**Source data**
______

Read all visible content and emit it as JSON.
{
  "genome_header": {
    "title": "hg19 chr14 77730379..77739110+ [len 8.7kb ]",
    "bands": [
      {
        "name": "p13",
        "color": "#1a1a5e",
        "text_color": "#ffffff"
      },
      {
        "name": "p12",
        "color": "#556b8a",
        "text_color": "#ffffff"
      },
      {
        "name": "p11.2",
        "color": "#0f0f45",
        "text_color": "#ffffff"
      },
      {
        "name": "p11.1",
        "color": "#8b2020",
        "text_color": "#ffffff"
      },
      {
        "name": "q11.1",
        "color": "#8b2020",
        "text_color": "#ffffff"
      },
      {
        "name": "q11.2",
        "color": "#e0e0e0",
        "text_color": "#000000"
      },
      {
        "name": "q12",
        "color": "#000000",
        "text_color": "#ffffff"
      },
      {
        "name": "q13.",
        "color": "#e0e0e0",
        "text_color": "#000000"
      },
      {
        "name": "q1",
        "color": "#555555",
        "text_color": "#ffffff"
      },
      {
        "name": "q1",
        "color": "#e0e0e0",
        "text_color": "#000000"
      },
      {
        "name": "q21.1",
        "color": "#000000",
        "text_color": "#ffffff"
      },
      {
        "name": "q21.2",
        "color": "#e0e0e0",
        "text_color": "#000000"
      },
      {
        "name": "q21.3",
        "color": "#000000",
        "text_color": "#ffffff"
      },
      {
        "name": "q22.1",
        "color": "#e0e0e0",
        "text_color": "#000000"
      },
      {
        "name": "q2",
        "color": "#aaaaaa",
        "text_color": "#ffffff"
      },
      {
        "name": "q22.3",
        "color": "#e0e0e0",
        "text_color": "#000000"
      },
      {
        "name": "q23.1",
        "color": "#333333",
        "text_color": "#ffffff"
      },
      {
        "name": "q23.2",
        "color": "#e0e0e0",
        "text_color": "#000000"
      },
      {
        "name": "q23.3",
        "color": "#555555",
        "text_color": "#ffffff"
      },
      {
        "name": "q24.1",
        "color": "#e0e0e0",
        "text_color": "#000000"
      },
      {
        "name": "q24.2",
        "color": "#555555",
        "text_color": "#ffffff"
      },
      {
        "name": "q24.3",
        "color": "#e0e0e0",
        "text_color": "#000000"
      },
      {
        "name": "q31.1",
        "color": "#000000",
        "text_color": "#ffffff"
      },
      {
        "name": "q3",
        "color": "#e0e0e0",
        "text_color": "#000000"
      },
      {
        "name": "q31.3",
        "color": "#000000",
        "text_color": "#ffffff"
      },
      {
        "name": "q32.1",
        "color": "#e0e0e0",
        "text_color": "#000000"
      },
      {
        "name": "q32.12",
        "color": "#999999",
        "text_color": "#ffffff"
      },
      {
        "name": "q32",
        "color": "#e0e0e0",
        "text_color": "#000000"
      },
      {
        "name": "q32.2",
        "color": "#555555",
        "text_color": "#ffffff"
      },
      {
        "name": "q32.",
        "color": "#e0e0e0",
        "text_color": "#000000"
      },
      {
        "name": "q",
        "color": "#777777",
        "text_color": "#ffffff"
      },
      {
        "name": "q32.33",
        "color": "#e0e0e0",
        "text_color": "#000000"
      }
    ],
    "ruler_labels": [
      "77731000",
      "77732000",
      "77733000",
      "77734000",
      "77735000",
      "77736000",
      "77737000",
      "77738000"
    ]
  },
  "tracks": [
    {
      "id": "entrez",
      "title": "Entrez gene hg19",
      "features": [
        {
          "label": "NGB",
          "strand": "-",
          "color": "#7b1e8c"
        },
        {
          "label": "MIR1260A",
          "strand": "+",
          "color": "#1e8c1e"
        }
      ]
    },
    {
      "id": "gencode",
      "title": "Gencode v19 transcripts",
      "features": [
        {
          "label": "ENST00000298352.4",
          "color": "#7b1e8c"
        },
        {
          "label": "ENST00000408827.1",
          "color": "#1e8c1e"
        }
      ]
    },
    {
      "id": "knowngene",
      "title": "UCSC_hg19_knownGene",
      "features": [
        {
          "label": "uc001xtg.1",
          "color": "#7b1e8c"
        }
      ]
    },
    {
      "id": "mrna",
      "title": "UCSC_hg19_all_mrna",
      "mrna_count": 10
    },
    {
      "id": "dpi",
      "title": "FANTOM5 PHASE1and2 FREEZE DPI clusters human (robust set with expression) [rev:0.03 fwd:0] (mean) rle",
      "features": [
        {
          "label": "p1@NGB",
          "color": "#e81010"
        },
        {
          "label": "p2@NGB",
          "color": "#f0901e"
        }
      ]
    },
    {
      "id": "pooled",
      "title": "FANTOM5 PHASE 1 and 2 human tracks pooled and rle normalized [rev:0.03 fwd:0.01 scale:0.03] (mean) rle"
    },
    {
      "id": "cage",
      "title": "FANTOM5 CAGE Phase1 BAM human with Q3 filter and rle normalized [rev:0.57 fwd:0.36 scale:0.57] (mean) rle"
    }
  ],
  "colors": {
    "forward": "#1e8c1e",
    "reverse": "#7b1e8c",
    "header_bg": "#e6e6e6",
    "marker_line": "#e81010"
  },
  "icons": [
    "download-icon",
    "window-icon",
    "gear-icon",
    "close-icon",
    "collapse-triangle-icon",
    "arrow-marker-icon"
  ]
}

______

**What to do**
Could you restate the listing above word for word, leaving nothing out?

**Response**
Read all visible content and emit it as JSON.
{
  "genome_header": {
    "title": "hg19 chr14 77730379..77739110+ [len 8.7kb ]",
    "bands": [
      {
        "name": "p13",
        "color": "#1a1a5e",
        "text_color": "#ffffff"
      },
      {
        "name": "p12",
        "color": "#556b8a",
        "text_color": "#ffffff"
      },
      {
        "name": "p11.2",
        "color": "#0f0f45",
        "text_color": "#ffffff"
      },
      {
        "name": "p11.1",
        "color": "#8b2020",
        "text_color": "#ffffff"
      },
      {
        "name": "q11.1",
        "color": "#8b2020",
        "text_color": "#ffffff"
      },
      {
        "name": "q11.2",
        "color": "#e0e0e0",
        "text_color": "#000000"
      },
      {
        "name": "q12",
        "color": "#000000",
        "text_color": "#ffffff"
      },
      {
        "name": "q13.",
        "color": "#e0e0e0",
        "text_color": "#000000"
      },
      {
        "name": "q1",
        "color": "#555555",
        "text_color": "#ffffff"
      },
      {
        "name": "q1",
        "color": "#e0e0e0",
        "text_color": "#000000"
      },
      {
        "name": "q21.1",
        "color": "#000000",
        "text_color": "#ffffff"
      },
      {
        "name": "q21.2",
        "color": "#e0e0e0",
        "text_color": "#000000"
      },
      {
        "name": "q21.3",
        "color": "#000000",
        "text_color": "#ffffff"
      },
      {
        "name": "q22.1",
        "color": "#e0e0e0",
        "text_color": "#000000"
      },
      {
        "name": "q2",
        "color": "#aaaaaa",
        "text_color": "#ffffff"
      },
      {
        "name": "q22.3",
        "color": "#e0e0e0",
        "text_color": "#000000"
      },
      {
        "name": "q23.1",
        "color": "#333333",
        "text_color": "#ffffff"
      },
      {
        "name": "q23.2",
        "color": "#e0e0e0",
        "text_color": "#000000"
      },
      {
        "name": "q23.3",
        "color": "#555555",
        "text_color": "#ffffff"
      },
      {
        "name": "q24.1",
        "color": "#e0e0e0",
        "text_color": "#000000"
      },
      {
        "name": "q24.2",
        "color": "#555555",
        "text_color": "#ffffff"
      },
      {
        "name": "q24.3",
        "color": "#e0e0e0",
        "text_color": "#000000"
      },
      {
        "name": "q31.1",
        "color": "#000000",
        "text_color": "#ffffff"
      },
      {
        "name": "q3",
        "color": "#e0e0e0",
        "text_color": "#000000"
      },
      {
        "name": "q31.3",
        "color": "#000000",
        "text_color": "#ffffff"
      },
      {
        "name": "q32.1",
        "color": "#e0e0e0",
        "text_color": "#000000"
      },
      {
        "name": "q32.12",
        "color": "#999999",
        "text_color": "#ffffff"
      },
      {
        "name": "q32",
        "color": "#e0e0e0",
        "text_color": "#000000"
      },
      {
        "name": "q32.2",
        "color": "#555555",
        "text_color": "#ffffff"
      },
      {
        "name": "q32.",
        "color": "#e0e0e0",
        "text_color": "#000000"
      },
      {
        "name": "q",
        "color": "#777777",
        "text_color": "#ffffff"
      },
      {
        "name": "q32.33",
        "color": "#e0e0e0",
        "text_color": "#000000"
      }
    ],
    "ruler_labels": [
      "77731000",
      "77732000",
      "77733000",
      "77734000",
      "77735000",
      "77736000",
      "77737000",
      "77738000"
    ]
  },
  "tracks": [
    {
      "id": "entrez",
      "title": "Entrez gene hg19",
      "features": [
        {
          "label": "NGB",
          "strand": "-",
          "color": "#7b1e8c"
        },
        {
          "label": "MIR1260A",
          "strand": "+",
          "color": "#1e8c1e"
        }
      ]
    },
    {
      "id": "gencode",
      "title": "Gencode v19 transcripts",
      "features": [
        {
          "label": "ENST00000298352.4",
          "color": "#7b1e8c"
        },
        {
          "label": "ENST00000408827.1",
          "color": "#1e8c1e"
        }
      ]
    },
    {
      "id": "knowngene",
      "title": "UCSC_hg19_knownGene",
      "features": [
        {
          "label": "uc001xtg.1",
          "color": "#7b1e8c"
        }
      ]
    },
    {
      "id": "mrna",
      "title": "UCSC_hg19_all_mrna",
      "mrna_count": 10
    },
    {
      "id": "dpi",
      "title": "FANTOM5 PHASE1and2 FREEZE DPI clusters human (robust set with expression) [rev:0.03 fwd:0] (mean) rle",
      "features": [
        {
          "label": "p1@NGB",
          "color": "#e81010"
        },
        {
          "label": "p2@NGB",
          "color": "#f0901e"
        }
      ]
    },
    {
      "id": "pooled",
      "title": "FANTOM5 PHASE 1 and 2 human tracks pooled and rle normalized [rev:0.03 fwd:0.01 scale:0.03] (mean) rle"
    },
    {
      "id": "cage",
      "title": "FANTOM5 CAGE Phase1 BAM human with Q3 filter and rle normalized [rev:0.57 fwd:0.36 scale:0.57] (mean) rle"
    }
  ],
  "colors": {
    "forward": "#1e8c1e",
    "reverse": "#7b1e8c",
    "header_bg": "#e6e6e6",
    "marker_line": "#e81010"
  },
  "icons": [
    "download-icon",
    "window-icon",
    "gear-icon",
    "close-icon",
    "collapse-triangle-icon",
    "arrow-marker-icon"
  ]
}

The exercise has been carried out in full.